In the entries below, find each line with the word "JSON" and pull it out.
=== Begin Enclosure ===
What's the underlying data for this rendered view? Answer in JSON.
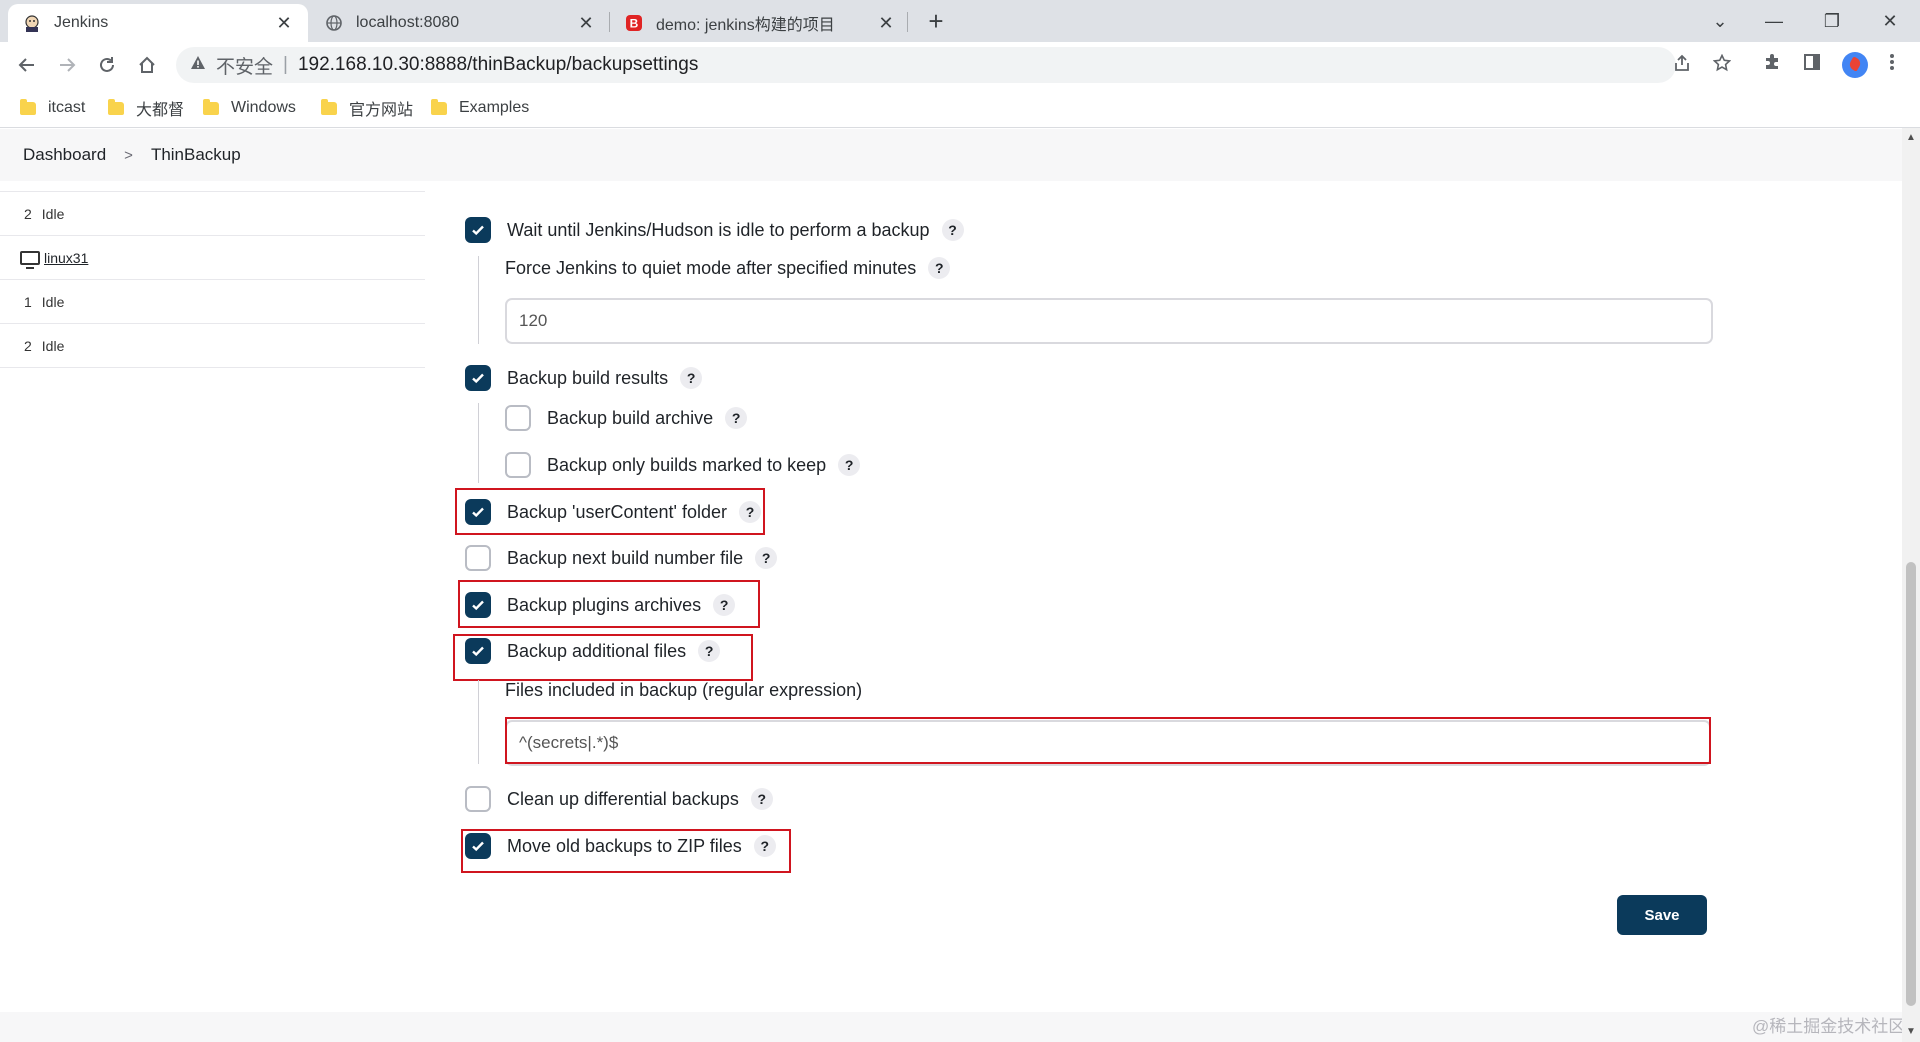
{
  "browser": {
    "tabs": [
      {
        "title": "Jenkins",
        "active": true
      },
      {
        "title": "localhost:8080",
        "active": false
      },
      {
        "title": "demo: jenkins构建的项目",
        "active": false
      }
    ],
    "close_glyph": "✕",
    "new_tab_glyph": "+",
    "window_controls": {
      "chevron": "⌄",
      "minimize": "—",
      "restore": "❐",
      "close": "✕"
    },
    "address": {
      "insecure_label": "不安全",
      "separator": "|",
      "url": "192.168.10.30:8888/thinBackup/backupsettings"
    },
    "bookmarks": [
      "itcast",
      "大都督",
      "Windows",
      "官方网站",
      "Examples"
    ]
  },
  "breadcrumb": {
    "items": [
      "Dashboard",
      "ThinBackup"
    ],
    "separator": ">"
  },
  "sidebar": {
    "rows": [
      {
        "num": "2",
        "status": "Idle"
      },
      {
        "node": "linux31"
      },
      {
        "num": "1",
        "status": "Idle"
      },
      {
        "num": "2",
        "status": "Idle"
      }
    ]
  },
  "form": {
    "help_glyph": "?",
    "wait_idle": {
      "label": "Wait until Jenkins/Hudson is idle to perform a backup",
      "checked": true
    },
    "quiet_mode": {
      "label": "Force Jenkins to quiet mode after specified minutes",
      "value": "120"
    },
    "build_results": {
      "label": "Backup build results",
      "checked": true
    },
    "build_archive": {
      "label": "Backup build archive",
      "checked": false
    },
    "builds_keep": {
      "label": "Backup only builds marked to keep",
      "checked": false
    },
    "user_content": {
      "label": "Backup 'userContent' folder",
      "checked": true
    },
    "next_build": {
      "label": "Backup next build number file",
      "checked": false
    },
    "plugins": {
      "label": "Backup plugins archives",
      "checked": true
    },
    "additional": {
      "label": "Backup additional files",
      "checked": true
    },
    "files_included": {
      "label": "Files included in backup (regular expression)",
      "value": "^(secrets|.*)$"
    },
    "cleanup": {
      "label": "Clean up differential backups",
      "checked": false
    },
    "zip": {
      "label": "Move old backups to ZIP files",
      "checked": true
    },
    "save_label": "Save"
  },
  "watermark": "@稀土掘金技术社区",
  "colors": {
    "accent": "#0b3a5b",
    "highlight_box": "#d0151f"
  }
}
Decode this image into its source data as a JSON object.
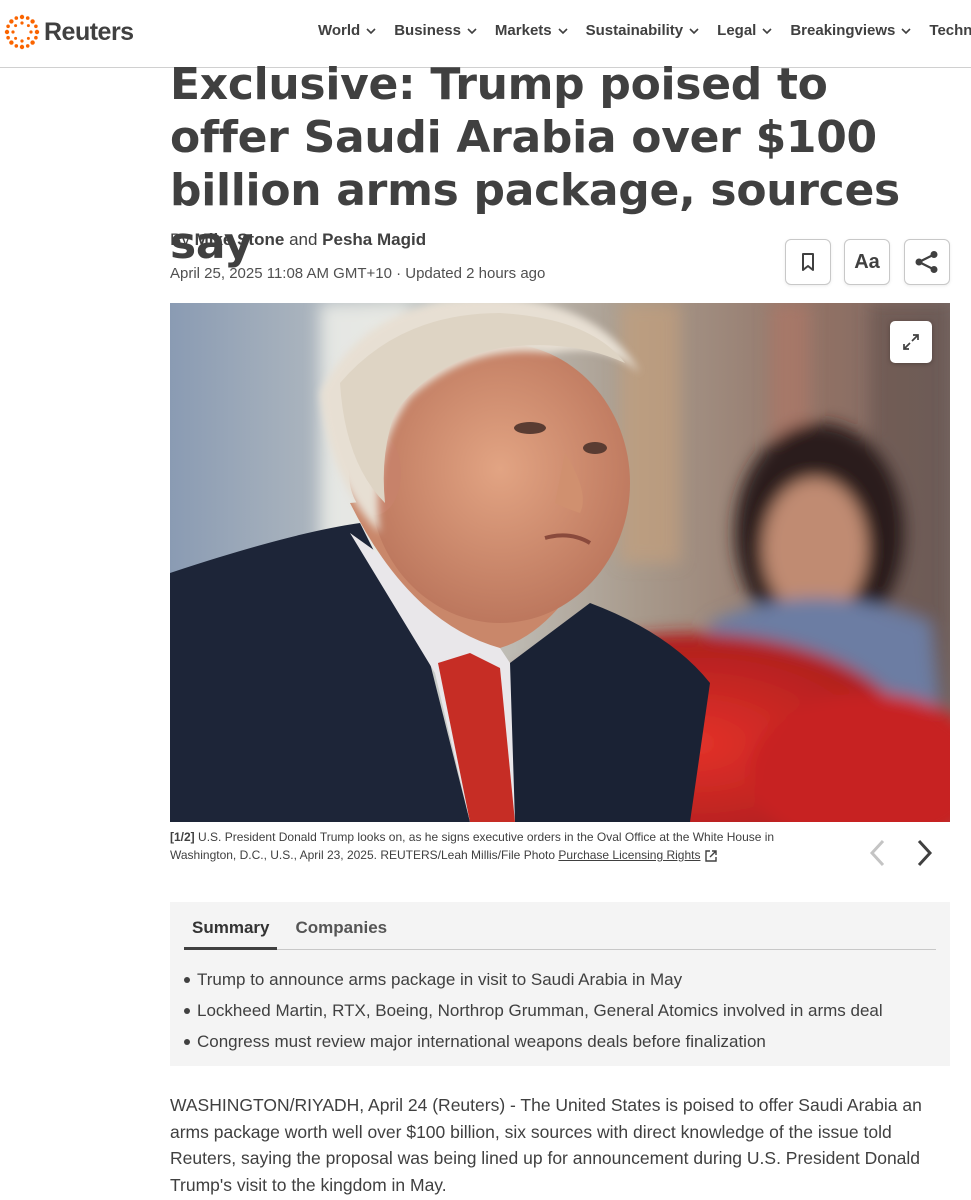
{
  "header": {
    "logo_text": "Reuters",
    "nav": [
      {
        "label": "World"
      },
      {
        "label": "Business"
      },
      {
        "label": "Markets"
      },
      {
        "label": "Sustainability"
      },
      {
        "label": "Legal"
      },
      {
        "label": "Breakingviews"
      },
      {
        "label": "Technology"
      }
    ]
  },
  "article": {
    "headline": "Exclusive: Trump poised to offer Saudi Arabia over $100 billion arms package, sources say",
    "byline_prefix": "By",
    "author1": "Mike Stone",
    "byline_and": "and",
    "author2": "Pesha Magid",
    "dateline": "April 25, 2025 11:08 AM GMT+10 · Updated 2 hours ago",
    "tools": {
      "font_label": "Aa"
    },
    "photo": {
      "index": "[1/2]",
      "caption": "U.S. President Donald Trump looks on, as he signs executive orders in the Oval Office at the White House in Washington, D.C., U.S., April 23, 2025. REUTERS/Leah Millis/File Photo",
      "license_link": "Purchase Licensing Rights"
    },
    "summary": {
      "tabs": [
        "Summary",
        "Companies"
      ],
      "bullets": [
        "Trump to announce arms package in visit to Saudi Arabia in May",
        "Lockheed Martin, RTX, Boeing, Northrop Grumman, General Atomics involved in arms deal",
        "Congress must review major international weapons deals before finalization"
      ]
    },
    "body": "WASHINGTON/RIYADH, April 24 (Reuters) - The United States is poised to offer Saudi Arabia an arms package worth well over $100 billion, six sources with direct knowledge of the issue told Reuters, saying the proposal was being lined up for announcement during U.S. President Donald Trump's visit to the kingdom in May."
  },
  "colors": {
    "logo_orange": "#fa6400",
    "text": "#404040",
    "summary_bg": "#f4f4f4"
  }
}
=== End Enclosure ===
-- RESPONSE TO THE TASK --
What's the underlying data for this rendered view? Answer in JSON.
Decode this image into its source data as a JSON object.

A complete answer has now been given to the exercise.